__Exercise inputs__:

:::

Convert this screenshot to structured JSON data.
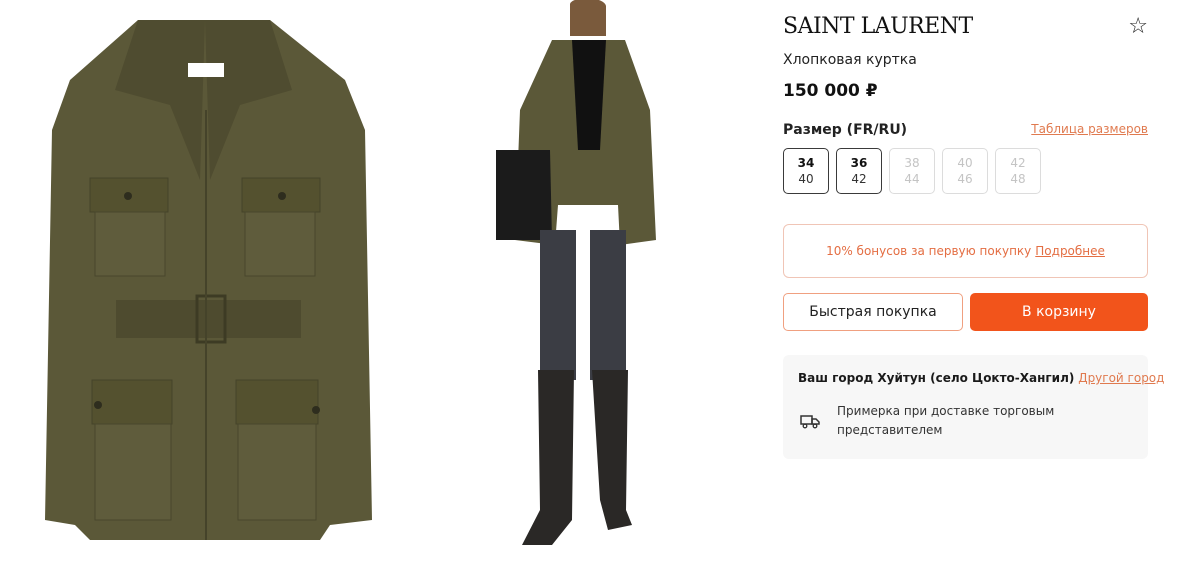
{
  "product": {
    "brand": "SAINT LAURENT",
    "name": "Хлопковая куртка",
    "price": "150 000 ₽"
  },
  "sizes": {
    "label": "Размер (FR/RU)",
    "table_link": "Таблица размеров",
    "options": [
      {
        "fr": "34",
        "ru": "40",
        "available": true
      },
      {
        "fr": "36",
        "ru": "42",
        "available": true
      },
      {
        "fr": "38",
        "ru": "44",
        "available": false
      },
      {
        "fr": "40",
        "ru": "46",
        "available": false
      },
      {
        "fr": "42",
        "ru": "48",
        "available": false
      }
    ]
  },
  "bonus": {
    "text": "10% бонусов за первую покупку",
    "link": "Подробнее"
  },
  "actions": {
    "quick_buy": "Быстрая покупка",
    "add_to_cart": "В корзину"
  },
  "delivery": {
    "city_text": "Ваш город Хуйтун (село Цокто-Хангил)",
    "other_city": "Другой город",
    "fitting_text": "Примерка при доставке торговым представителем"
  },
  "colors": {
    "accent": "#f2541b",
    "link": "#e07a4f",
    "jacket": "#5b5838"
  },
  "icons": {
    "favorite": "star-outline-icon",
    "delivery": "truck-icon"
  }
}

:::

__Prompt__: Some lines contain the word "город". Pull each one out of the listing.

__Solved exercise__:
    "city_text": "Ваш город Хуйтун (село Цокто-Хангил)",
    "other_city": "Другой город",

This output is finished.